Harris-Babou attended the Hamptons pop-up of The Class—Taryn Toomey’s cult workout experience that encourages emotional catharsis. It was followed by a “Wild Rose Brunch,” where a selection of vegetables and tonics were served alongside a day of activities. Harris-Babou made her own floral arrangement using only locally grown flowers, and sat through workshops hosted by a skincare expert from Weleda, explaining how to touch your face. Toomey herself spoke about the necessity of expelling the toxins within using a tone Harris-Babou described as surprisingly dark— “There was this sincere need to let go in this perfectist femme space,” says Harris-Babou. “Like a valve that needed to be opened.”
The bizarrely enlightening experience gave Harris-Babou a lot of material to work with- “I’ve been thinking about this obsession with natural materials and buying local, so I’ve been casting soaps shaped like Yoni eggs or face rollers, but also filling the soap moulds with the local Hamptons flowers and sand. I’ve been thinking about how these objects that I’m making can come full circle—like one day we might be nostalgia for synthetic stuff—like a bar of soap made out of Cheetos.” Amongst the artist’s soap sculptures is indeed a bar filled with highlighter orange Cheeto puffs.
Goop-fueled wellness trends are on the minds of Harris-Babou’s contemporaries- though their work is often more anxious and fatalistic. At MoMA this summer, as part of New Order: Art and Technology in the 21st Century artist Josh Kline takes on the culture of luxury juicing with Skittles: an industrial refrigerator identical to those found in bougie juiceries. Kline’s ‘juices’ list ingredients well beyond kale and spirulina, with the ‘Williamsburg’ tincture contains cut up credit cards, and ‘Condo’ flavor featuring bits of fluorescent purple yoga mats. Harris-Babou understands the cynicism that Kline so darkly and hilariously taps into. She operates from a different vantage point though, perhaps one more generous than we deserve.
“With everything that I critique, it’s because I feel like I’m inside of it. If I’m watching a cooking show, it’s because I too want to eat and prepare delicious food, or if I go to one of these classes, it’s because I too want to feel good in my body.

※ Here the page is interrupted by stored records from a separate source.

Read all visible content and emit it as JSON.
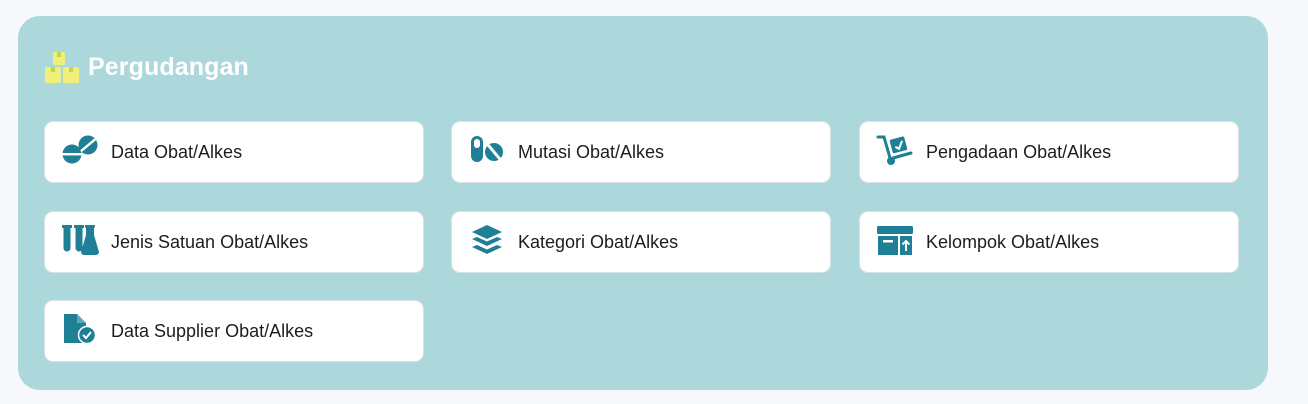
{
  "section": {
    "title": "Pergudangan",
    "icon": "boxes-icon",
    "colors": {
      "panel": "#acd7db",
      "icon_accent": "#1f7f95",
      "header_icon": "#eef07a"
    }
  },
  "menu": {
    "items": [
      {
        "label": "Data Obat/Alkes",
        "icon": "pills-icon"
      },
      {
        "label": "Mutasi Obat/Alkes",
        "icon": "capsules-icon"
      },
      {
        "label": "Pengadaan Obat/Alkes",
        "icon": "dolly-icon"
      },
      {
        "label": "Jenis Satuan Obat/Alkes",
        "icon": "flask-vial-icon"
      },
      {
        "label": "Kategori Obat/Alkes",
        "icon": "layer-group-icon"
      },
      {
        "label": "Kelompok Obat/Alkes",
        "icon": "box-archive-icon"
      },
      {
        "label": "Data Supplier Obat/Alkes",
        "icon": "file-circle-check-icon"
      }
    ]
  }
}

It’s the back and forth tension of loving and hating what makes yourself you. I never feel like I’m critiquing at a distance. I need to find the levity inside things.” says Harris-Babou.